Having immediate access to wide ranging resources of data can help speed the COVID-19 vaccine development process
COVID-19 is a novel coronavirus, and the big unique challenge is not only is it a novel pathogen in humans, but many of the technologies being pursued for treatment are relatively novel, as well. No RNA vaccines have yet been approved by the FDA, so while vaccine developers are moving as quickly as possible, the process still must be very thorough. A lot of information is being published online through research studies, drugs and vaccines across stages of development, business events and clinical trials and everyone has their eye on the proverbial finish line.
In the first week of March, more than 500 research papers were published as opposed to 200 for the whole month of February. According to Signals Analytics, this comes on top of more than 151 drugs that are being developed, 376 clinical trials started since January, 458 business events since December and 2670 research papers also published since January and puts into perspective the volume of information that is being disseminated. Within these papers, media articles, business events and drug developments are powerful trends that can serve to mitigate the risks and shorten the timeline to developing a COVID-19 vaccine. The challenge is that the most valuable insights are found by harmonizing and connecting all the disparate sources. Managing this by human labor alone will not make a dent in the critical timeline that is required right now.
This is where advanced analytics comes in.
Connecting a wide range of sources including clinical trials, research papers, business events, announcements, media coverage, drug developments and more, leading advanced analytics platforms will leverage patented Natural Language Processing (NLP) techniques and curated taxonomies to extract context and generate insights. These are typically presented in a range of dashboards. In the case of COVID-19 and vaccine development, heads of research, development, and innovation as well as leaders responsible for growth, business development, mergers and acquisitions will look to these dashboards to address many important business questions such as: what are the leading and emerging targets being analyzed for COVID-1, which are the leading and emerging drugs and vaccines that are being researched and tested, which drugs are being repurposed to treat COVID-19, and which entities are leading and emerging for COVID-19 testing and treatment?
Having immediate access to these answers as well as to the sources of data helps to speed up the vaccine and drug development process, guiding companies where to put investments, and find potential licensing and partnership opportunities.
Proven to cut time to insight
Many life sciences organizations continue to manually integrate multiple data types and sources in order to keep track of potential opportunities, but most end up with losing propositions. They are not alone. Many enterprises report shortfalls with their data management strategy including difficulties in accessing accurate, relevant and timely data, coupled with the fact that translating it among teams is nearly impossible. With the deluge of information continuing to stream in, especially around COVID-19, the problem gets more and more challenging. Applying advanced analytics has been proven to cut time to insight by more than half while yielding more targeted engagements with high-priority targets. This leads to optimized search and evaluation processes, and more efficient benchmarking and prioritization of inbound partnership offers.

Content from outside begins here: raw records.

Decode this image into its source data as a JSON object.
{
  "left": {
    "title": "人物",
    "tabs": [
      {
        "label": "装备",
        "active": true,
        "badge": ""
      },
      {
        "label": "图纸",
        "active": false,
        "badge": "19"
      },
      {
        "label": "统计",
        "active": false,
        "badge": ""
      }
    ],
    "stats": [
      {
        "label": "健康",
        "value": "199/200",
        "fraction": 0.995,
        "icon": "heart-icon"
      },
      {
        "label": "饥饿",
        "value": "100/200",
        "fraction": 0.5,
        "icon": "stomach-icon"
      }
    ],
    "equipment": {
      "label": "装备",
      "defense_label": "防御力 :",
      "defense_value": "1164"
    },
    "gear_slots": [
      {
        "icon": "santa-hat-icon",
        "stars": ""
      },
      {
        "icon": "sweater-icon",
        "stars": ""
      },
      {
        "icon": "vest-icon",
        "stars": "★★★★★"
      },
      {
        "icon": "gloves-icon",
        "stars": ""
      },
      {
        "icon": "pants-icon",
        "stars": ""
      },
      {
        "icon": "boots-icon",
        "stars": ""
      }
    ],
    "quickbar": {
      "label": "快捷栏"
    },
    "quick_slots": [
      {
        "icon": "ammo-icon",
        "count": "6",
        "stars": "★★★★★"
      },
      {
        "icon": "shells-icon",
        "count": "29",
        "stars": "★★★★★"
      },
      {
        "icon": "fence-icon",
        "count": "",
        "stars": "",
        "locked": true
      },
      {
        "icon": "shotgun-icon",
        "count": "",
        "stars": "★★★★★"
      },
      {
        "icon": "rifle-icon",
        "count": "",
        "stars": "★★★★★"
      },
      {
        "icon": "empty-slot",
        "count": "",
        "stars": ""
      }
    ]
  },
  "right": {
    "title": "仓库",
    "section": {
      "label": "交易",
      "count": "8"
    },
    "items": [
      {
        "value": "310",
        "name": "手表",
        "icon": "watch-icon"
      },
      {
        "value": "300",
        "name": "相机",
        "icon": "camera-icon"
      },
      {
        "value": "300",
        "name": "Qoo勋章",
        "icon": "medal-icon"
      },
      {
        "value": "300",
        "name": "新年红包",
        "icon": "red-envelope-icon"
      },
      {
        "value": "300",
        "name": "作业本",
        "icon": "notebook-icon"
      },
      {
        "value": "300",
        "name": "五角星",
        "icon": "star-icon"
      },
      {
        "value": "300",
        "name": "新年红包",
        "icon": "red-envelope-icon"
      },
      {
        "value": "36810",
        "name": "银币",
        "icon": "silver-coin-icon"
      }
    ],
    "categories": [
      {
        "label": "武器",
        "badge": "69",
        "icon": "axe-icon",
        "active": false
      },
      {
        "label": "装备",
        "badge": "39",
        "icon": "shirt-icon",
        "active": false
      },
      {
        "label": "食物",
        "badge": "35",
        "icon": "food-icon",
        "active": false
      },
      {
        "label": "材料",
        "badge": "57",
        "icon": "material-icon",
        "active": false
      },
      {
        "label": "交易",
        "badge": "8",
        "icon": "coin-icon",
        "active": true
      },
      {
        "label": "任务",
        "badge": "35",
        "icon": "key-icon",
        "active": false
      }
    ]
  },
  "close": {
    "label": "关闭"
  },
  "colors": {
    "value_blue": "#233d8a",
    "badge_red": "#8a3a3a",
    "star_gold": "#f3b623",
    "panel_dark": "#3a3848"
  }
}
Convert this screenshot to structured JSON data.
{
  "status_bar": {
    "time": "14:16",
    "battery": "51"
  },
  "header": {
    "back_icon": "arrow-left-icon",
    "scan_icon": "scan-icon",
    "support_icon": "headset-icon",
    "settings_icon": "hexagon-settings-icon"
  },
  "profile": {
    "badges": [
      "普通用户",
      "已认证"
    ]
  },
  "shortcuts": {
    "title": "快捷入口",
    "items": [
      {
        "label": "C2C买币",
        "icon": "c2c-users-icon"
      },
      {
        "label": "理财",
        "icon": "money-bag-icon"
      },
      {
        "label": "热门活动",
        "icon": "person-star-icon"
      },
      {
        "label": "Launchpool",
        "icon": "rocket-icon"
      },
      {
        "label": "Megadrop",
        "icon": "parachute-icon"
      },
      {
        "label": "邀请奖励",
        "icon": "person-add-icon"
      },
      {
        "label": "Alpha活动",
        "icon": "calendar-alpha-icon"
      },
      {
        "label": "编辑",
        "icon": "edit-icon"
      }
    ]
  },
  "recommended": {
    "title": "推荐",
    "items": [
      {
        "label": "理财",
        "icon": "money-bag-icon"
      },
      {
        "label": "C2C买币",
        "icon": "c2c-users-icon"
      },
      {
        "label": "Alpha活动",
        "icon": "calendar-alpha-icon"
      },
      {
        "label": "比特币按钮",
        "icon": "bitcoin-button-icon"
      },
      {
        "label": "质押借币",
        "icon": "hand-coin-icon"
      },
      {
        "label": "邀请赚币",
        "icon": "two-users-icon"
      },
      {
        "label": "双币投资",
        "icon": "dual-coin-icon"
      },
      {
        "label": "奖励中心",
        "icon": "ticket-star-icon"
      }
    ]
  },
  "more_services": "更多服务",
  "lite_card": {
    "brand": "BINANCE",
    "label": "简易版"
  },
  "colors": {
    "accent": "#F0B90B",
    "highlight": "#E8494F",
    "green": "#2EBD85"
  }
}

Early insights on COVID-19 vaccine development
As relates to COVID-19, using advanced analytics, researchers have been able to uncover some critical information already:
- Synthetic mRNA, which we have seen in the Moderna trial, has gone to clinic in record time. So far, FDA has yet to approve an mRNA vaccine so this is definitely going to be a trend that will have an impact on the Vaccine market beyond the current pandemic.
- Virus like particles, led by companies such as Medicago, has seen a vaccine candidate in under a month and if successful, will have to ability to scale up without much delay.
- Another synthetic solution is DNA vaccines, such as the vaccine candidate INO-4800 from Inovio. The company mentioned it expects to start clinical trials in the U.S. with 30 participants in April (also plans to conduct trials in China and South Korea).
Companies today are spending enormous sums and allocating armies of data analysts to collect and harmonize both internal and external data sets, yet continue to face challenges in accessing accurate data, linking it across departments, gaining insights in a timely manner and tying them to critical business outcomes. When it comes to vaccine development, advanced analytics can replace these manual or siloed processes and provide the biggest bang for the buck in terms of improving efficiencies and generating cost-savings and faster time to insight. Given the situation we are in, every minute counts. Technology is here to surface the clues that will identify the most promising vaccines and effective treatments.
Source: Contract Pharma